By Daniel Stringer
Many small business owners have adopted the philosophy that “no one will care as much or work as hard as the owner.” While this may be true of individual circumstances, painting the entire entrepreneurial landscape with this broad brush is really far from accurate. Sure, if employees don’t have a stake in the company, they may not carry the same weight or responsibility as those who do, but the reality is someone’s work ethic, character, and commitment are not all motivated by simply the ownership percentage he/she may or may not have. If that were the case, you wouldn’t see any employee going above and beyond; taking the company they work for to the next level through hard work and dedication. You would never see teams come together weathering through tough economic times to regain success and overcome challenge. You would never see a young professional give his/her entire career advancing through the ranks of an organization making an impact in ways too vast to even define.
So why is it that entrepreneurs, leaders, and managers seem to see their teams and employees more as a necessary evil rather than a valued asset? Instead of believing in their team, they are just waiting for them to fail only to reinforce this belief that “no one will care as much or work as hard as the owner”.

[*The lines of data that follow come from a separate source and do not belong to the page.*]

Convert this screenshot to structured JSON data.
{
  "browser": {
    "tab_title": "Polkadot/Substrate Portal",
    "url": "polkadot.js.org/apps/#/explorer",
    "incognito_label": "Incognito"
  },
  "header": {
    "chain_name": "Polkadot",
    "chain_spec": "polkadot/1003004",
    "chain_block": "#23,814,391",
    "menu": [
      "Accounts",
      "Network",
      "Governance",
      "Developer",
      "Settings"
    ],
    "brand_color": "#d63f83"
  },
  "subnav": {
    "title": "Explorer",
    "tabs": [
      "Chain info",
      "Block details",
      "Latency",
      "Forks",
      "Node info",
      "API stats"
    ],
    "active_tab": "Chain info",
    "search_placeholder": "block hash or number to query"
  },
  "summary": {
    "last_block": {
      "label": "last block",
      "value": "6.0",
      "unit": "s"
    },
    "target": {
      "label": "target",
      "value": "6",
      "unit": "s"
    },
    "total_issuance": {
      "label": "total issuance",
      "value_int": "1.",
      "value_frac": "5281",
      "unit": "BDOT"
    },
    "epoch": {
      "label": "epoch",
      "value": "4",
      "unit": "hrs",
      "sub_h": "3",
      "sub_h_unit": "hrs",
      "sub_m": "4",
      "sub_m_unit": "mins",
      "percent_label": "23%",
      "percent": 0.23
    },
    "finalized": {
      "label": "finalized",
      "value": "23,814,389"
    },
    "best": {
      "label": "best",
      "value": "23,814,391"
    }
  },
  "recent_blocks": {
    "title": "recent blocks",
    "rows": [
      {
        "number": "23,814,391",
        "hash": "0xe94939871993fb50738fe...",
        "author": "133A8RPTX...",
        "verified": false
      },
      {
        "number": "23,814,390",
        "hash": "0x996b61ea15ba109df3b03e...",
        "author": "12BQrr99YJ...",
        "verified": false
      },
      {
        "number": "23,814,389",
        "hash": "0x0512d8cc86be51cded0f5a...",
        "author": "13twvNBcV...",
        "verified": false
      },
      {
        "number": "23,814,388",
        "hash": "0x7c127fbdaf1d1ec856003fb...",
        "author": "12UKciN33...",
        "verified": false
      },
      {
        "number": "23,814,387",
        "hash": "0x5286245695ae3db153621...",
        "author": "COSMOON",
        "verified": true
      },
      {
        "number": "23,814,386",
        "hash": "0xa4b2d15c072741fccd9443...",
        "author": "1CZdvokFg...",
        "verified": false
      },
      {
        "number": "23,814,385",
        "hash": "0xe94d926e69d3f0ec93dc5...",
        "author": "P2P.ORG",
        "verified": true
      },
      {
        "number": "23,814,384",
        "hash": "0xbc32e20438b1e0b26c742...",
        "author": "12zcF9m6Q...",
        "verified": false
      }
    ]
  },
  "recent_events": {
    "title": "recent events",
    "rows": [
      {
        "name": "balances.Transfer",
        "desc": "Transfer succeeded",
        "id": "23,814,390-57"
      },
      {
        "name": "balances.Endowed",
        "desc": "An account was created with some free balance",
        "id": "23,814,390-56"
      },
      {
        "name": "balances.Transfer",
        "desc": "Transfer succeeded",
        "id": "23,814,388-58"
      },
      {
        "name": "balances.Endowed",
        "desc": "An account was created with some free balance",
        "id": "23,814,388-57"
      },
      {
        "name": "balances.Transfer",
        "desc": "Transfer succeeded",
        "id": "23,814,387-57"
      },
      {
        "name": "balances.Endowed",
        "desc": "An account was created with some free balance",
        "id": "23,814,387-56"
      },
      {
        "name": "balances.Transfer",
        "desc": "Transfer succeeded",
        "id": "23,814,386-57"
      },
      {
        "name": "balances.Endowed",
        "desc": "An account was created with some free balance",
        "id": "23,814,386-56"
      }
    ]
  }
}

We’ve seen a shift in our culture over the last 50 years or more. There is a lack of loyalty between the employees and the companies who employ them. The above saying is common enough but what if the cultural shift we’ve seen also has to do with this idea: “Leaders, Managers, and Owners will always care more and fight to protect their own interests before the consideration of those they employ and lead.” While I don’t think this should be true, I wonder how often it is true…
A leader doesn’t have to say these words to communicate to the team that they are expendable, valued for what they produce over who they are, and protected only when in the best interest of the owner, leader, and/or manager.
Loyalty isn’t something to be demanded from those you lead. It’s something to be inspired by first demonstrating it. Respect is earned before reciprocated. Trust is given once proven.
Entrepreneurs and leaders can fault the disloyalty and lack of commitment on the part of the working population but will never find a solution to this until their leadership is first analyzed. A leader leads from the front. A committed team responds to a committed leader. A loyal team responds to a loyal leader. A trustworthy team responds to a trustworthy leader. And a team capable of working and caring far more to advance the mission of the organization than even those who have a stake in the equity is possible. But it starts at the top.
We’ve had employees who do not carry forward the vision of our company like we do. And they’ve had to make the transition off the team. But we also have team members who work harder, have greater skill, and just as much passion for what they do than anyone else who could fill their role. Great organizations are not built on the commitment of one person but on the backs of a team who all adopt the vision as their own; advancing it forward with passion, commitment, and determination to see it fulfilled.
Daniel Stringer is a successful entrepreneur and musician and has traveled all over the world. While touring with the Phoenix Boys Choir in 1999, he recorded the world-renown CD, Penderecki’s Credo at the Oregon Bach Festival, which later went on to win a Grammy Award in 2001 for Best Choral Performance. He founded and managed the non-profit organization, Phoenix Rock For Life, and has built 2 successful companies since: Total Care Connections and Stringer Associates. He was ranked as one of the top 35 entrepreneurs under 35 years old for 2010 and his company has been featured on PBS, Phoenix Magazine, AZCentral.com, Arizona Republic, and Inside Business.